He remembered his life in Aclare, County Sligo, as a life founded on living out the Gospel teaching of love of neighbour. No door needed to be locked, no-one would see their neighbour in trouble without offering to help bring in the crops, share what they had, lend goods or a hand where they could. His own father, the local magistrate, used to call the poor of the local village up to their home the day before he would see them in court and give them the money to pay the fines he would fine them the next day!!! No wonder they were penniless.
Dad spent his life from the 1960’s onwards writing more and more letters to the press, to MPs and TDs (the Irish equivalent) about abortion, and to a lesser extent other moral issues like divorce. He also wrote to Bishops and Priests about the dreadful errors in catechesis which sprang up following (though not beacuse of) Vatican II. Abortion, when the reality of it hit him, was his most urgent moral concern, second only to the urgent need for catechesis and evangelisation. In this I see the depth of his formation in the faith. He had a great clarity about right and wrong and didn’t fluff the major issues of his time.

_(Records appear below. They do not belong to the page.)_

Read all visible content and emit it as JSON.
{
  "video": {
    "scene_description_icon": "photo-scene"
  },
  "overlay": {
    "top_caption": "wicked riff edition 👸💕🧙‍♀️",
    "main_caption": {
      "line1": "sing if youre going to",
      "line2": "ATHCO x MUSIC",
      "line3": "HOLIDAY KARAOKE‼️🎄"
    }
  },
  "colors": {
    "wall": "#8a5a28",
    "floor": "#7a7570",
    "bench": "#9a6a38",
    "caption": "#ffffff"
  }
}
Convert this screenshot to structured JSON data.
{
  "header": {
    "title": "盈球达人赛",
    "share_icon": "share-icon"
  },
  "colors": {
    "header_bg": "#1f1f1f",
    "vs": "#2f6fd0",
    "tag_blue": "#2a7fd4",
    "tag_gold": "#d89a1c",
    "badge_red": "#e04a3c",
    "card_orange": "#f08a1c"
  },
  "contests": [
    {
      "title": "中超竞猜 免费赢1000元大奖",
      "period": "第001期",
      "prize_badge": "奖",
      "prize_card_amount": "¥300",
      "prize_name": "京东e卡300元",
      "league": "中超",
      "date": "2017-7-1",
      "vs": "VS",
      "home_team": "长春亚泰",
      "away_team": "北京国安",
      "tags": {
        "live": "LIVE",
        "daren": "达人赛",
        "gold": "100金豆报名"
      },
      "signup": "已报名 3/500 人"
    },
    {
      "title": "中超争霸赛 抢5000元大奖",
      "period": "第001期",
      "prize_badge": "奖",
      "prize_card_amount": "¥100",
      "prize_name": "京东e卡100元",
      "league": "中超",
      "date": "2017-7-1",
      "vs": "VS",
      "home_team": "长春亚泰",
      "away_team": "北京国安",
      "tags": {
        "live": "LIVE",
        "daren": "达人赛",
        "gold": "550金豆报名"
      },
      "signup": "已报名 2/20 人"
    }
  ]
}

Lastly, his education and upbringing gave him a certain humility about his own prospects. ~He warned us many times before his death that if anyone attempted to give a eulogy at his funeral, or suggest that he was in heaven already –( the premature canonisation we sadly see at so many funerals these days!) – that by whatever means needed he would break the lid of his coffin! Our Parish Priest was clever on this point however – he pointed out that Dad wore his brown scapular and was faithful to the promises associated with it. Therefore he would surely have received the Sabbatine Privilege; by which Our Blessed Lady promises those who wear the scapular and keep the promises that she will bring them to heaven on the Saturday following their death. My father died on Saint Patrick’s Day 2010– most appropriate for one who spent his life defending what Ireland of his youth was really all about – but he was buried on the 26th March. Between those two dates a Saturday had passed. Therefore my PP stated, we could be sure Dad was in heaven.
Now Dad, there’s a dilemma! Even you would have struggled with that one. Do we take you at your word and assume you are in need of our prayers? Or do we take Our Lady at her word and accept you are in heaven? Well maybe we will just have to believe that you are in heaven, but assume that you needed all the prayers and Masses that we can still muster to have gotten there! (Padre Pio gives a great explanation of how his Grandmother was already in heaven because of Masses he had yet to say – earthly time not being relevant to heaven). In any case, the lid of your coffin remained intact! Carolus Carrickedes, in heaven or in purgatory, ora pro nobis!
As for Ireland, People will say what they will about the Church and some will honestly relate horrible and harsh experiences at the hands of priests and sisters. But my family’s experience of Irish Catholicism in the first half of the 20th Century has been a blessing and has given our family such a firm anchor in the faith that has allowed us to stay faithful to Our Mother the Church this far (despite many slips) and will continue to do so we hope and pray.